* [ACTIVITY] Please give the number of lines that hold the string "marketing" in the listing, without any other words.

Segment Start: DATA SUPPLIED

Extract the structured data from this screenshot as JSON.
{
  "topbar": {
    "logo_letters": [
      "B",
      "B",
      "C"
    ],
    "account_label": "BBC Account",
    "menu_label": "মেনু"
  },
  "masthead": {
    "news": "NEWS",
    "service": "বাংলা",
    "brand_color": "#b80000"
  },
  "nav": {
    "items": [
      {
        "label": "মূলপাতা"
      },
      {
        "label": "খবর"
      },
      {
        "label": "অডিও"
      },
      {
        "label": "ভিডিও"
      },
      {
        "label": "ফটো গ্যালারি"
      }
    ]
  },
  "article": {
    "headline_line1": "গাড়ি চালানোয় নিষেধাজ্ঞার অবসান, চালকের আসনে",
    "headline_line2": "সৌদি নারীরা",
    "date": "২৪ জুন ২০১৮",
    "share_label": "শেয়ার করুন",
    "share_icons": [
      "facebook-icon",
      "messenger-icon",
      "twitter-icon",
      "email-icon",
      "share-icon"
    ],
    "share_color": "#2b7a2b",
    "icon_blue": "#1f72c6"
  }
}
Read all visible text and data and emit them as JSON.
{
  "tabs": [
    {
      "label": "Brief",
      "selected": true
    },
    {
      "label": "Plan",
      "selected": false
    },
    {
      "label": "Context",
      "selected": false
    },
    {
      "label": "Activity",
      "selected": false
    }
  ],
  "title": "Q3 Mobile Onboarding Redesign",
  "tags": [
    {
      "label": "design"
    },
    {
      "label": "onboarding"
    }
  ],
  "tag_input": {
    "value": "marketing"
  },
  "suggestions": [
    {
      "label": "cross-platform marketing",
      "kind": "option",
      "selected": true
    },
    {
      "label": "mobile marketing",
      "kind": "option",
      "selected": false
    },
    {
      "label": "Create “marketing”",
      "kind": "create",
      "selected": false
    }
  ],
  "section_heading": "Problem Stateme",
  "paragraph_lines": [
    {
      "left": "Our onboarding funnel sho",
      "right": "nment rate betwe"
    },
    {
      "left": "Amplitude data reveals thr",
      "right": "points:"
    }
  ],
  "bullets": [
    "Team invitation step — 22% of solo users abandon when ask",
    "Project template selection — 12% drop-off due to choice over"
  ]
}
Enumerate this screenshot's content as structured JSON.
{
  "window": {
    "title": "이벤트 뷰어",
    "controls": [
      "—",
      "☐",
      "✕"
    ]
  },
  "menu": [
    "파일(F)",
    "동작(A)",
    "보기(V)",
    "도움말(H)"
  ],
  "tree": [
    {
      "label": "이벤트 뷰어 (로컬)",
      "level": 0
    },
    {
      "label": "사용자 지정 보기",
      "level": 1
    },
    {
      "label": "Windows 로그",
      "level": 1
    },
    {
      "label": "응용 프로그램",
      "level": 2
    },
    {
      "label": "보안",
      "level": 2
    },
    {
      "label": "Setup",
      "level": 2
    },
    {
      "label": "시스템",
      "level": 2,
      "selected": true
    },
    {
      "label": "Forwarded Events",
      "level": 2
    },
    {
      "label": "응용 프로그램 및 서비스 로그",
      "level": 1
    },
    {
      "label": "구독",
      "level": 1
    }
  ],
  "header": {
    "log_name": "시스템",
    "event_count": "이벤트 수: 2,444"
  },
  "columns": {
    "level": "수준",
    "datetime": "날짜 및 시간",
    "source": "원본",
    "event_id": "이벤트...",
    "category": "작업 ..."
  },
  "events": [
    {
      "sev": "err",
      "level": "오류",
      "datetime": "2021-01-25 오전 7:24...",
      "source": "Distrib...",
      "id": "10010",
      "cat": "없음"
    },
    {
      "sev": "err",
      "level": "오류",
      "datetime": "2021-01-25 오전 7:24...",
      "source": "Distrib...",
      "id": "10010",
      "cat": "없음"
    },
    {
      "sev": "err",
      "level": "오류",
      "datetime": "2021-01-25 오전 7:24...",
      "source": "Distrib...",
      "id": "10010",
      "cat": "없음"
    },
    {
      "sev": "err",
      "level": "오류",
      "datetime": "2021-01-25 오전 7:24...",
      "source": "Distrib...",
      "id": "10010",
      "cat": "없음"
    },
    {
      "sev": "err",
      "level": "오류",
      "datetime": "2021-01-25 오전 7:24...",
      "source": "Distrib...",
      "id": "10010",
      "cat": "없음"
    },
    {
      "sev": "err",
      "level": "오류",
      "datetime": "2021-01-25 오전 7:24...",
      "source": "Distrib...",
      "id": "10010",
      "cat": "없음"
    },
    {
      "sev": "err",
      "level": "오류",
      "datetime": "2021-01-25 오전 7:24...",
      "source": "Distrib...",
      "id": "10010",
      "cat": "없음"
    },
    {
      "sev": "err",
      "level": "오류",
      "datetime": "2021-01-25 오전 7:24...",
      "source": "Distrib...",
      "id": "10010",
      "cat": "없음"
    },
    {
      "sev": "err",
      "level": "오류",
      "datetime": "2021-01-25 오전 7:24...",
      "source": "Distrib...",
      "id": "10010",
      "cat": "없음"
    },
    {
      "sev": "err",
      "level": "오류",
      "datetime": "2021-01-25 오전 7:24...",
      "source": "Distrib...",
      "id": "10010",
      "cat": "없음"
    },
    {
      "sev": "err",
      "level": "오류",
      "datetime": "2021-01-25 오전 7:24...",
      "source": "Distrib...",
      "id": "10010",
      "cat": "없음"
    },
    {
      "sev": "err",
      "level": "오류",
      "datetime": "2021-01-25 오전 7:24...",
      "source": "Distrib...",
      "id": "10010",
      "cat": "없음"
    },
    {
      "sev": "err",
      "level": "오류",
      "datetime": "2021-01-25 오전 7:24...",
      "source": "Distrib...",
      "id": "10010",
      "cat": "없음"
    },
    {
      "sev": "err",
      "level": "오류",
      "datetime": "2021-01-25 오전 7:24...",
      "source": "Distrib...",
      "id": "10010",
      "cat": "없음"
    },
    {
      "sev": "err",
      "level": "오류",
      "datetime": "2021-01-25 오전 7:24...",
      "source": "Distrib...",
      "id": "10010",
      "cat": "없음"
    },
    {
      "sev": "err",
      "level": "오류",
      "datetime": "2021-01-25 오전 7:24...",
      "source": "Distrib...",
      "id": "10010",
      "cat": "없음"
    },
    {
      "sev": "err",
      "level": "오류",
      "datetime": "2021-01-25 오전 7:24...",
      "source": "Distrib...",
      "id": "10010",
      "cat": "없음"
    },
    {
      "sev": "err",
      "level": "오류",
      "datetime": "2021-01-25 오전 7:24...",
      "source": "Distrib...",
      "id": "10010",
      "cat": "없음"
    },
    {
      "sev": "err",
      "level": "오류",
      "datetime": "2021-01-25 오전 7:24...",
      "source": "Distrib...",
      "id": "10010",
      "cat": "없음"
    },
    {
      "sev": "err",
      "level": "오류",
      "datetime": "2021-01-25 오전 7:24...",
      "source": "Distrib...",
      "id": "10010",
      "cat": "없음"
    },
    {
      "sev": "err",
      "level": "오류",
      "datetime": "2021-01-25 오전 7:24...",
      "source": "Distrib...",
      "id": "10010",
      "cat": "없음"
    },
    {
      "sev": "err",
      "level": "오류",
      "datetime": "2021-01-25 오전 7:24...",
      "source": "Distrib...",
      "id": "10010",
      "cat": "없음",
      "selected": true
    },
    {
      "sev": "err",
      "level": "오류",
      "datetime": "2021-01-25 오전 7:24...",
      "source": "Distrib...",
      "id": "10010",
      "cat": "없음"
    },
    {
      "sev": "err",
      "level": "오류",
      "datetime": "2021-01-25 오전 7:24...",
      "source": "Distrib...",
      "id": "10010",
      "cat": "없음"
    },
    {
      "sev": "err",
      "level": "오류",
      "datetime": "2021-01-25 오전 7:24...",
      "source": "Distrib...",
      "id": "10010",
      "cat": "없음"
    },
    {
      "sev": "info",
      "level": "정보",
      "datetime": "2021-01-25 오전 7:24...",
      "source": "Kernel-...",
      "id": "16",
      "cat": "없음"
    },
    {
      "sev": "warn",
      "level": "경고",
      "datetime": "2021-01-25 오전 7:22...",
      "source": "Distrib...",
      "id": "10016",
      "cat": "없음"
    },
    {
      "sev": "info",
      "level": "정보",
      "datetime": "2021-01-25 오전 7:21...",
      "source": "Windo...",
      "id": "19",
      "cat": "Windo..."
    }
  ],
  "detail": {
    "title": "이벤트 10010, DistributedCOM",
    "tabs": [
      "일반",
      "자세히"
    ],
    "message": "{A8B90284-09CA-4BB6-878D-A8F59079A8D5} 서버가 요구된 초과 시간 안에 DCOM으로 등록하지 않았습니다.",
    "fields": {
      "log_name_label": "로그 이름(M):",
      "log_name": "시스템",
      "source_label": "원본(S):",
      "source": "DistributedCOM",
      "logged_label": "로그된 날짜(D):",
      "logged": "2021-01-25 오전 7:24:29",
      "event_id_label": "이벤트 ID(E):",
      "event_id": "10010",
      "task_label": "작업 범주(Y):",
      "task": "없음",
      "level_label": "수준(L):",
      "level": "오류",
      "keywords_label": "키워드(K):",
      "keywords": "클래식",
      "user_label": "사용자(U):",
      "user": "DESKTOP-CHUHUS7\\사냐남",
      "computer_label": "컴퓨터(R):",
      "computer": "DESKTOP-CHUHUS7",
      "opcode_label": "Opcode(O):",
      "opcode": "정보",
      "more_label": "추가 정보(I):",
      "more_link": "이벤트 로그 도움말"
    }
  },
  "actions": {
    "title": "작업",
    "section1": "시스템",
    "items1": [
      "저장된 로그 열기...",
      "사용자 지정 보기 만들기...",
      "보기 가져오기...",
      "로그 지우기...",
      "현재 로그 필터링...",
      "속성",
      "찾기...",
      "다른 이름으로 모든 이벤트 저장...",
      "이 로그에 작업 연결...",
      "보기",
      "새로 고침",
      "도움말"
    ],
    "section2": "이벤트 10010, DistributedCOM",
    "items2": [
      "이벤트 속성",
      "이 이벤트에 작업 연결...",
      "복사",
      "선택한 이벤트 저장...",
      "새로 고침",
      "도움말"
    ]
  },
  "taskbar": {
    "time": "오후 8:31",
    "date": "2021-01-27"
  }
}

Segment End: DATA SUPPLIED

* [RESPONSE BOX] 4